- **PROBLEM DESCRIPTION**
Pick out the lines below that include the string "Facilities".

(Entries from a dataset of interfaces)
---------------

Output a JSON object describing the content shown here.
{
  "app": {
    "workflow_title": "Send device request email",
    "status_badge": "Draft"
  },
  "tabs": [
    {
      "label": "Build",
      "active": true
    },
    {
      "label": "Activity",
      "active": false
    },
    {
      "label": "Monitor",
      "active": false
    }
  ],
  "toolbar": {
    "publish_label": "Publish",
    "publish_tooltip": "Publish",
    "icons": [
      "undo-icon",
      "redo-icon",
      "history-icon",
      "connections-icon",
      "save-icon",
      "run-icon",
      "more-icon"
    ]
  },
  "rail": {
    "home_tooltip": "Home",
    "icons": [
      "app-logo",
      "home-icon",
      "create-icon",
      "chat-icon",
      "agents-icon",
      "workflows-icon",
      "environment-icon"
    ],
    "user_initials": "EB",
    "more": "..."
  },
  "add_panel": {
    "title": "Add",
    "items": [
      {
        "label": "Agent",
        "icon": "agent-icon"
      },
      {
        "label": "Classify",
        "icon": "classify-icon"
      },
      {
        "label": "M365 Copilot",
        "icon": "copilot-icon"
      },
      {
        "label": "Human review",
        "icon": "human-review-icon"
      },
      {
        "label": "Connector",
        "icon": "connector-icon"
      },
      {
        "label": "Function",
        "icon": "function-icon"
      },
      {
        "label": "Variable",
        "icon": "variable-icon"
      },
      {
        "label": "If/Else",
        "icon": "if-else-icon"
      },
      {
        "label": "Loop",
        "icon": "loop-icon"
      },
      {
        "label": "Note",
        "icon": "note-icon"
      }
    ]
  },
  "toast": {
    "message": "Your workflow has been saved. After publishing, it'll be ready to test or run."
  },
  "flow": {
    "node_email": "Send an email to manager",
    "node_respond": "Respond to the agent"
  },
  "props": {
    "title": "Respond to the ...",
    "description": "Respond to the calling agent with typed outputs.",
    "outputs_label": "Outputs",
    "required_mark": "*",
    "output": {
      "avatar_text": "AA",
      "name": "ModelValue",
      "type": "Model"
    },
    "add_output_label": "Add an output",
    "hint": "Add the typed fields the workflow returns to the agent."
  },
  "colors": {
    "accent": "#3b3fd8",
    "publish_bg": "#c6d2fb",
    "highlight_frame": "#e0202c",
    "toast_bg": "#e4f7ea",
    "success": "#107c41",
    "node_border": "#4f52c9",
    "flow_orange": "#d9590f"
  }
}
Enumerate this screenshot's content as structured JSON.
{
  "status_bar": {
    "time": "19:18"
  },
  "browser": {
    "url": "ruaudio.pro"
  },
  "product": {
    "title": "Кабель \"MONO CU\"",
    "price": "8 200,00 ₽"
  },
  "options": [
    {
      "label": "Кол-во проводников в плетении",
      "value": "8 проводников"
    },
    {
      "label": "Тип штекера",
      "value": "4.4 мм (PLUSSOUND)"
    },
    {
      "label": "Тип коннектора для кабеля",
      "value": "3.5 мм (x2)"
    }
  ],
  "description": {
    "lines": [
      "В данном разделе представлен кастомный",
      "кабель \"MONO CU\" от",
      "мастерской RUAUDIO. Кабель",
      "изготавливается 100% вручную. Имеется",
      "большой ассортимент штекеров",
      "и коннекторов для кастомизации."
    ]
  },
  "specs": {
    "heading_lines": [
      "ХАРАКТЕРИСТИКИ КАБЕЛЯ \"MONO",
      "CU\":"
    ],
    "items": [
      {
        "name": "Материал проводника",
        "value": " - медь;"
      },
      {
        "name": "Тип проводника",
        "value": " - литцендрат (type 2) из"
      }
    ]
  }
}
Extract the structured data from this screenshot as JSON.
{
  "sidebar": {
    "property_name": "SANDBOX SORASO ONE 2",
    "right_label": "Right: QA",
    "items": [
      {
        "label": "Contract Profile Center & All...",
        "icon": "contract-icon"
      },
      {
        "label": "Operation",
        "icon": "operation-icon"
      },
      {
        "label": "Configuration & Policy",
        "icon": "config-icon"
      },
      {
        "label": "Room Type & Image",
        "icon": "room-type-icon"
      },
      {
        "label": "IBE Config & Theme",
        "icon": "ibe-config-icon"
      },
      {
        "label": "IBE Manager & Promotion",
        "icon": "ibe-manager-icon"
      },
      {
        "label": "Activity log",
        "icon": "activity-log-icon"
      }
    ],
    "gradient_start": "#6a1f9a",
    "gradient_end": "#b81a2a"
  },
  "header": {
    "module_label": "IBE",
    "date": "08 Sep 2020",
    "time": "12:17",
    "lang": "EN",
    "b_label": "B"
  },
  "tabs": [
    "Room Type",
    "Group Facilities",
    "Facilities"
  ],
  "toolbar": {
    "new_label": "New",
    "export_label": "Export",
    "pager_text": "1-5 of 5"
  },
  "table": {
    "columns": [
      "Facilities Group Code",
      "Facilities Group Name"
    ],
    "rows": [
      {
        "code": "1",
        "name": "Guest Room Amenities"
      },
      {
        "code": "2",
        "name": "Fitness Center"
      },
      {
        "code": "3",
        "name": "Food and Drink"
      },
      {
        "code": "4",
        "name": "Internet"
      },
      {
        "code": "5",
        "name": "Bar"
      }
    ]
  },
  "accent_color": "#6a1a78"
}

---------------

- **ANSWER AREA**
    "Group Facilities",
    "Facilities"
      "Facilities Group Code",
      "Facilities Group Name"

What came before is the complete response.